Your instructions »
Extract the text of each entry below exactly, leaving every image behind.

Dataset rows for apps and sites:
======
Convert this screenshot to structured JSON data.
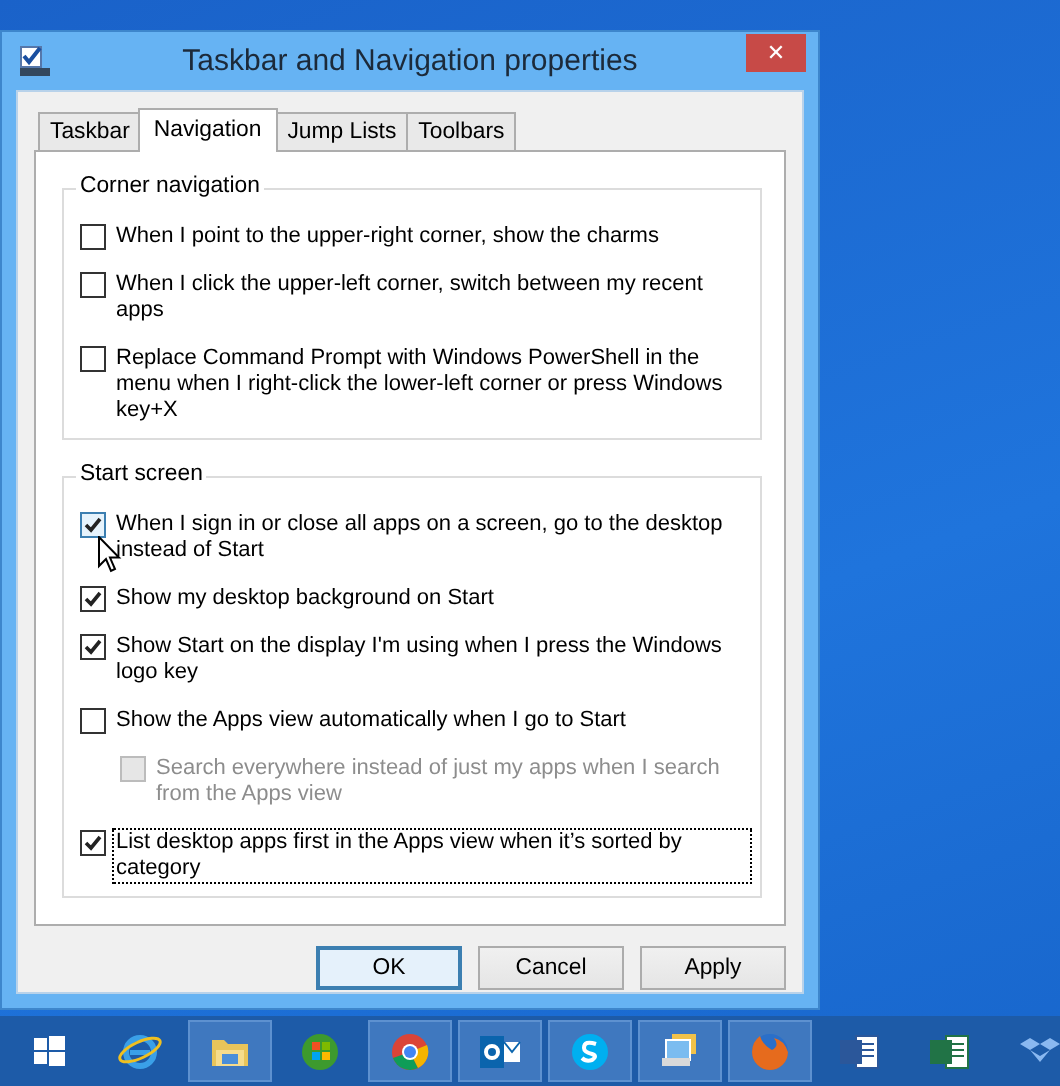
{
  "window": {
    "title": "Taskbar and Navigation properties",
    "close_glyph": "✕"
  },
  "tabs": [
    {
      "label": "Taskbar",
      "selected": false
    },
    {
      "label": "Navigation",
      "selected": true
    },
    {
      "label": "Jump Lists",
      "selected": false
    },
    {
      "label": "Toolbars",
      "selected": false
    }
  ],
  "groups": [
    {
      "title": "Corner navigation",
      "options": [
        {
          "label": "When I point to the upper-right corner, show the charms",
          "checked": false,
          "disabled": false,
          "indented": false,
          "focused": false,
          "hot": false
        },
        {
          "label": "When I click the upper-left corner, switch between my recent apps",
          "checked": false,
          "disabled": false,
          "indented": false,
          "focused": false,
          "hot": false
        },
        {
          "label": "Replace Command Prompt with Windows PowerShell in the menu when I right-click the lower-left corner or press Windows key+X",
          "checked": false,
          "disabled": false,
          "indented": false,
          "focused": false,
          "hot": false
        }
      ]
    },
    {
      "title": "Start screen",
      "options": [
        {
          "label": "When I sign in or close all apps on a screen, go to the desktop instead of Start",
          "checked": true,
          "disabled": false,
          "indented": false,
          "focused": false,
          "hot": true
        },
        {
          "label": "Show my desktop background on Start",
          "checked": true,
          "disabled": false,
          "indented": false,
          "focused": false,
          "hot": false
        },
        {
          "label": "Show Start on the display I'm using when I press the Windows logo key",
          "checked": true,
          "disabled": false,
          "indented": false,
          "focused": false,
          "hot": false
        },
        {
          "label": "Show the Apps view automatically when I go to Start",
          "checked": false,
          "disabled": false,
          "indented": false,
          "focused": false,
          "hot": false
        },
        {
          "label": "Search everywhere instead of just my apps when I search from the Apps view",
          "checked": false,
          "disabled": true,
          "indented": true,
          "focused": false,
          "hot": false
        },
        {
          "label": "List desktop apps first in the Apps view when it’s sorted by category",
          "checked": true,
          "disabled": false,
          "indented": false,
          "focused": true,
          "hot": false
        }
      ]
    }
  ],
  "buttons": [
    {
      "label": "OK",
      "default": true
    },
    {
      "label": "Cancel",
      "default": false
    },
    {
      "label": "Apply",
      "default": false
    }
  ],
  "taskbar": {
    "items": [
      {
        "kind": "start",
        "running": false
      },
      {
        "kind": "browser-e",
        "running": false
      },
      {
        "kind": "folder",
        "running": true
      },
      {
        "kind": "orb",
        "running": false
      },
      {
        "kind": "chrome",
        "running": true
      },
      {
        "kind": "mail",
        "running": true
      },
      {
        "kind": "chat",
        "running": true
      },
      {
        "kind": "windows",
        "running": true
      },
      {
        "kind": "fox",
        "running": true
      },
      {
        "kind": "doc-blue",
        "running": false
      },
      {
        "kind": "doc-green",
        "running": false
      },
      {
        "kind": "box",
        "running": false
      }
    ]
  }
}
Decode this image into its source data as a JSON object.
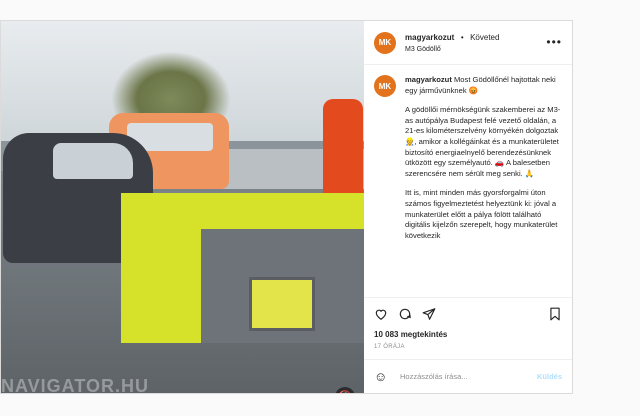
{
  "account": {
    "username": "magyarkozut",
    "follow_label": "Követed",
    "location": "M3 Gödöllő",
    "logo_text": "MK"
  },
  "caption": {
    "username": "magyarkozut",
    "paragraphs": [
      "Most Gödöllőnél hajtottak neki egy járművünknek 😡",
      "A gödöllői mérnökségünk szakemberei az M3-as autópálya Budapest felé vezető oldalán, a 21-es kilométerszelvény környékén dolgoztak 👷, amikor a kollégáinkat és a munkaterületet biztosító energiaelnyelő berendezésünknek ütközött egy személyautó. 🚗 A balesetben szerencsére nem sérült meg senki. 🙏",
      "Itt is, mint minden más gyorsforgalmi úton számos figyelmeztetést helyeztünk ki: jóval a munkaterület előtt a pálya fölött található digitális kijelzőn szerepelt, hogy munkaterület következik"
    ]
  },
  "likes": "10 083 megtekintés",
  "time": "17 ÓRÁJA",
  "comment": {
    "placeholder": "Hozzászólás írása...",
    "send_label": "Küldés"
  },
  "media": {
    "watermark": "NAVIGATOR.HU"
  },
  "colors": {
    "brand": "#e2731c",
    "send": "#b2dffc"
  }
}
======
Output for this task »
Convert this screenshot to structured JSON data.
{
  "window": {
    "title": "Taskbar and Navigation properties",
    "close_glyph": "✕"
  },
  "tabs": [
    {
      "label": "Taskbar",
      "selected": false
    },
    {
      "label": "Navigation",
      "selected": true
    },
    {
      "label": "Jump Lists",
      "selected": false
    },
    {
      "label": "Toolbars",
      "selected": false
    }
  ],
  "groups": [
    {
      "title": "Corner navigation",
      "options": [
        {
          "label": "When I point to the upper-right corner, show the charms",
          "checked": false,
          "disabled": false,
          "indented": false,
          "focused": false,
          "hot": false
        },
        {
          "label": "When I click the upper-left corner, switch between my recent apps",
          "checked": false,
          "disabled": false,
          "indented": false,
          "focused": false,
          "hot": false
        },
        {
          "label": "Replace Command Prompt with Windows PowerShell in the menu when I right-click the lower-left corner or press Windows key+X",
          "checked": false,
          "disabled": false,
          "indented": false,
          "focused": false,
          "hot": false
        }
      ]
    },
    {
      "title": "Start screen",
      "options": [
        {
          "label": "When I sign in or close all apps on a screen, go to the desktop instead of Start",
          "checked": true,
          "disabled": false,
          "indented": false,
          "focused": false,
          "hot": true
        },
        {
          "label": "Show my desktop background on Start",
          "checked": true,
          "disabled": false,
          "indented": false,
          "focused": false,
          "hot": false
        },
        {
          "label": "Show Start on the display I'm using when I press the Windows logo key",
          "checked": true,
          "disabled": false,
          "indented": false,
          "focused": false,
          "hot": false
        },
        {
          "label": "Show the Apps view automatically when I go to Start",
          "checked": false,
          "disabled": false,
          "indented": false,
          "focused": false,
          "hot": false
        },
        {
          "label": "Search everywhere instead of just my apps when I search from the Apps view",
          "checked": false,
          "disabled": true,
          "indented": true,
          "focused": false,
          "hot": false
        },
        {
          "label": "List desktop apps first in the Apps view when it’s sorted by category",
          "checked": true,
          "disabled": false,
          "indented": false,
          "focused": true,
          "hot": false
        }
      ]
    }
  ],
  "buttons": [
    {
      "label": "OK",
      "default": true
    },
    {
      "label": "Cancel",
      "default": false
    },
    {
      "label": "Apply",
      "default": false
    }
  ],
  "taskbar": {
    "items": [
      {
        "kind": "start",
        "running": false
      },
      {
        "kind": "browser-e",
        "running": false
      },
      {
        "kind": "folder",
        "running": true
      },
      {
        "kind": "orb",
        "running": false
      },
      {
        "kind": "chrome",
        "running": true
      },
      {
        "kind": "mail",
        "running": true
      },
      {
        "kind": "chat",
        "running": true
      },
      {
        "kind": "windows",
        "running": true
      },
      {
        "kind": "fox",
        "running": true
      },
      {
        "kind": "doc-blue",
        "running": false
      },
      {
        "kind": "doc-green",
        "running": false
      },
      {
        "kind": "box",
        "running": false
      }
    ]
  }
}
Decode this image into its source data as a JSON object.
{
  "account": {
    "username": "magyarkozut",
    "follow_label": "Követed",
    "location": "M3 Gödöllő",
    "logo_text": "MK"
  },
  "caption": {
    "username": "magyarkozut",
    "paragraphs": [
      "Most Gödöllőnél hajtottak neki egy járművünknek 😡",
      "A gödöllői mérnökségünk szakemberei az M3-as autópálya Budapest felé vezető oldalán, a 21-es kilométerszelvény környékén dolgoztak 👷, amikor a kollégáinkat és a munkaterületet biztosító energiaelnyelő berendezésünknek ütközött egy személyautó. 🚗 A balesetben szerencsére nem sérült meg senki. 🙏",
      "Itt is, mint minden más gyorsforgalmi úton számos figyelmeztetést helyeztünk ki: jóval a munkaterület előtt a pálya fölött található digitális kijelzőn szerepelt, hogy munkaterület következik"
    ]
  },
  "likes": "10 083 megtekintés",
  "time": "17 ÓRÁJA",
  "comment": {
    "placeholder": "Hozzászólás írása...",
    "send_label": "Küldés"
  },
  "media": {
    "watermark": "NAVIGATOR.HU"
  },
  "colors": {
    "brand": "#e2731c",
    "send": "#b2dffc"
  }
}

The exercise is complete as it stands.